Assignment:
Return, from the data below, each line that contains the word "value".
══ Records to process ══
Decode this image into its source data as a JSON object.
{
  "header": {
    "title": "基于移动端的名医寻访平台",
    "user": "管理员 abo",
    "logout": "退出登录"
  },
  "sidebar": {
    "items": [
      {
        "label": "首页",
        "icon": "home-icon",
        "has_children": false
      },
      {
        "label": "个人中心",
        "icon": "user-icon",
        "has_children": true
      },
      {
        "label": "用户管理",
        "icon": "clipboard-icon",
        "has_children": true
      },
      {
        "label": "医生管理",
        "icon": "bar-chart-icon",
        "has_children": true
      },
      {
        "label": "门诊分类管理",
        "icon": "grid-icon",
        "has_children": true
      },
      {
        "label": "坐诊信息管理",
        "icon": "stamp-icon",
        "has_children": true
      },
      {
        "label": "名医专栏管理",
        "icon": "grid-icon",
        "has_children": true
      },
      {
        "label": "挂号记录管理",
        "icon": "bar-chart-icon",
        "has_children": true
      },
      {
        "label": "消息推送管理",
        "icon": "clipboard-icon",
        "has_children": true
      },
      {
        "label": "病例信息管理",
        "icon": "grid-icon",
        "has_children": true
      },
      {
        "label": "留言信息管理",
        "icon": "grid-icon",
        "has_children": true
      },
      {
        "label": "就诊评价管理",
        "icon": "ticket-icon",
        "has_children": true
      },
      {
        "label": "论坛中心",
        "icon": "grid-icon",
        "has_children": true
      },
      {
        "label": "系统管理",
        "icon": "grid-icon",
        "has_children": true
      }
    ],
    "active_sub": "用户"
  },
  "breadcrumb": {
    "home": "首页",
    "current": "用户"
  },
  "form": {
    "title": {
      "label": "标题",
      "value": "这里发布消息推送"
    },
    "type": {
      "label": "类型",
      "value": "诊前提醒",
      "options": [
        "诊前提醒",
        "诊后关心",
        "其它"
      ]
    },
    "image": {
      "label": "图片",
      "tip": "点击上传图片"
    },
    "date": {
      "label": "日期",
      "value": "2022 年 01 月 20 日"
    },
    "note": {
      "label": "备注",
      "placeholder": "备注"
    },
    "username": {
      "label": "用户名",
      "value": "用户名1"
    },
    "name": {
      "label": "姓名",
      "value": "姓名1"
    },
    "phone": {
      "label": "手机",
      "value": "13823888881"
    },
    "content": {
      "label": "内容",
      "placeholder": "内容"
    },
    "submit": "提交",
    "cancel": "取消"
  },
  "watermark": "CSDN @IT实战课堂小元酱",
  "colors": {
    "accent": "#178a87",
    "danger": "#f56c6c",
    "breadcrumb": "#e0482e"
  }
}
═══
Result:
      "value": "这里发布消息推送"
      "value": "诊前提醒",
      "value": "2022 年 01 月 20 日"
      "value": "用户名1"
      "value": "姓名1"
      "value": "13823888881"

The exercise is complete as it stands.